*** Begin section ***
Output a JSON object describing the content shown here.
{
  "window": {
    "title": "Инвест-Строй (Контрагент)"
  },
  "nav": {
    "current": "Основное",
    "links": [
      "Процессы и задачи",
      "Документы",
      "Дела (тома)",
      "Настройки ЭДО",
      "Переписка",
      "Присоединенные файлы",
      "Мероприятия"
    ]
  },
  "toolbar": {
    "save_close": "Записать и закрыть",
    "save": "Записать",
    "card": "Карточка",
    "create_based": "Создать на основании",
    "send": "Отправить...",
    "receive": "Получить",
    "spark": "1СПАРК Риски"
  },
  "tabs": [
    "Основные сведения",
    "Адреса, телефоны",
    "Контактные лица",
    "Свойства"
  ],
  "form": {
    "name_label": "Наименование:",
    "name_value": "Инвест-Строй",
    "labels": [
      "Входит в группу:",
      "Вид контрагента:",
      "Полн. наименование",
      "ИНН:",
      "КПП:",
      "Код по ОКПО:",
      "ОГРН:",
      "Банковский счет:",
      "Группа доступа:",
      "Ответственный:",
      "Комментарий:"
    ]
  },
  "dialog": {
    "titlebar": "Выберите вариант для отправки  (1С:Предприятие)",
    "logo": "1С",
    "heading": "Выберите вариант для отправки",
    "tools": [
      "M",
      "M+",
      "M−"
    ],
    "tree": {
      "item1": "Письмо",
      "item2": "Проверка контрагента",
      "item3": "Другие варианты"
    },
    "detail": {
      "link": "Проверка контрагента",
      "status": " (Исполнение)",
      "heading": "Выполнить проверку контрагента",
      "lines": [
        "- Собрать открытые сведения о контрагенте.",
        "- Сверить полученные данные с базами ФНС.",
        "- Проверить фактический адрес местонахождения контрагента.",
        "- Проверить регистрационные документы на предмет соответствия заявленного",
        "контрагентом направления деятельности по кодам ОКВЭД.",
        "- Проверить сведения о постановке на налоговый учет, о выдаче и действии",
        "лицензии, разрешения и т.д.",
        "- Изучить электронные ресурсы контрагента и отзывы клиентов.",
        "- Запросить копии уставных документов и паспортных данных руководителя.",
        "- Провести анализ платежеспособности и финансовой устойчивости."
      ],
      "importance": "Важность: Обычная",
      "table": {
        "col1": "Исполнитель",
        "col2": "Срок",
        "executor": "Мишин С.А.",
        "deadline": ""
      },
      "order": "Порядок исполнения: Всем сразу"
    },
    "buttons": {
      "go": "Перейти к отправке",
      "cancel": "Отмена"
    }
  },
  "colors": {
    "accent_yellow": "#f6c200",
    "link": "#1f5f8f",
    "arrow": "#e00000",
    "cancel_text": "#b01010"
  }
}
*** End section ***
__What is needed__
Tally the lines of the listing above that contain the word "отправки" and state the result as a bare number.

__Answer to the problem__
2